⟨

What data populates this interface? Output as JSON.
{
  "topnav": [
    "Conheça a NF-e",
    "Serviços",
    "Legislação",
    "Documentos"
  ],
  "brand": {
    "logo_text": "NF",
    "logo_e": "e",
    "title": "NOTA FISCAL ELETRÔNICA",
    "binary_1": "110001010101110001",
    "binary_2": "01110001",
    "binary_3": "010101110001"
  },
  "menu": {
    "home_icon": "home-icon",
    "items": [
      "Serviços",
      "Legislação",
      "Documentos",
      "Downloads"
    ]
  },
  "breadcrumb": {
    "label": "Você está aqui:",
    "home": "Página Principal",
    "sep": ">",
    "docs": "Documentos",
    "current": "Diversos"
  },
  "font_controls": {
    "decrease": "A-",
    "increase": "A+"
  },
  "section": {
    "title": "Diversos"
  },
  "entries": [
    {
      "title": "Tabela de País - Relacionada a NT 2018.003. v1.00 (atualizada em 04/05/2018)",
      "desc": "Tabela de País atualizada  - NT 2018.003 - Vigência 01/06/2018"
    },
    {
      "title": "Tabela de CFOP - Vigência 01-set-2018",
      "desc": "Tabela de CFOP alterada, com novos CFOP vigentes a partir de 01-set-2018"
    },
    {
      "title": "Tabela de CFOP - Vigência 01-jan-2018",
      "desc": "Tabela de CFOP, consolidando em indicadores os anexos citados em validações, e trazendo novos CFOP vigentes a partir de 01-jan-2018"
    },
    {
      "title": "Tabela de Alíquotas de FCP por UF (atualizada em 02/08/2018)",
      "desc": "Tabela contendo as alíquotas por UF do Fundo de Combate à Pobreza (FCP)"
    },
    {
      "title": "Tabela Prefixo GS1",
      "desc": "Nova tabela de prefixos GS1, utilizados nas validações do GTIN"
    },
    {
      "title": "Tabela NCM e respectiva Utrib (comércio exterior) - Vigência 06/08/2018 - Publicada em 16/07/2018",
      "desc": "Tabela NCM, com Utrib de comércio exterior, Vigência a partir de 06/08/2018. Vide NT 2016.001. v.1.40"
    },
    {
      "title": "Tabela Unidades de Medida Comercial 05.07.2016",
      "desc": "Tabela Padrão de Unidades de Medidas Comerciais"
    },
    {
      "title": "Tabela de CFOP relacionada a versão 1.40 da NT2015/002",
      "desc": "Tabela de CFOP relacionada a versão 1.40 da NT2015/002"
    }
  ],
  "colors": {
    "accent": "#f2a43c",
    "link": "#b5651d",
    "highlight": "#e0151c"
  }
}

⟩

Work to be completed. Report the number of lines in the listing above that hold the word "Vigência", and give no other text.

Answer section. 5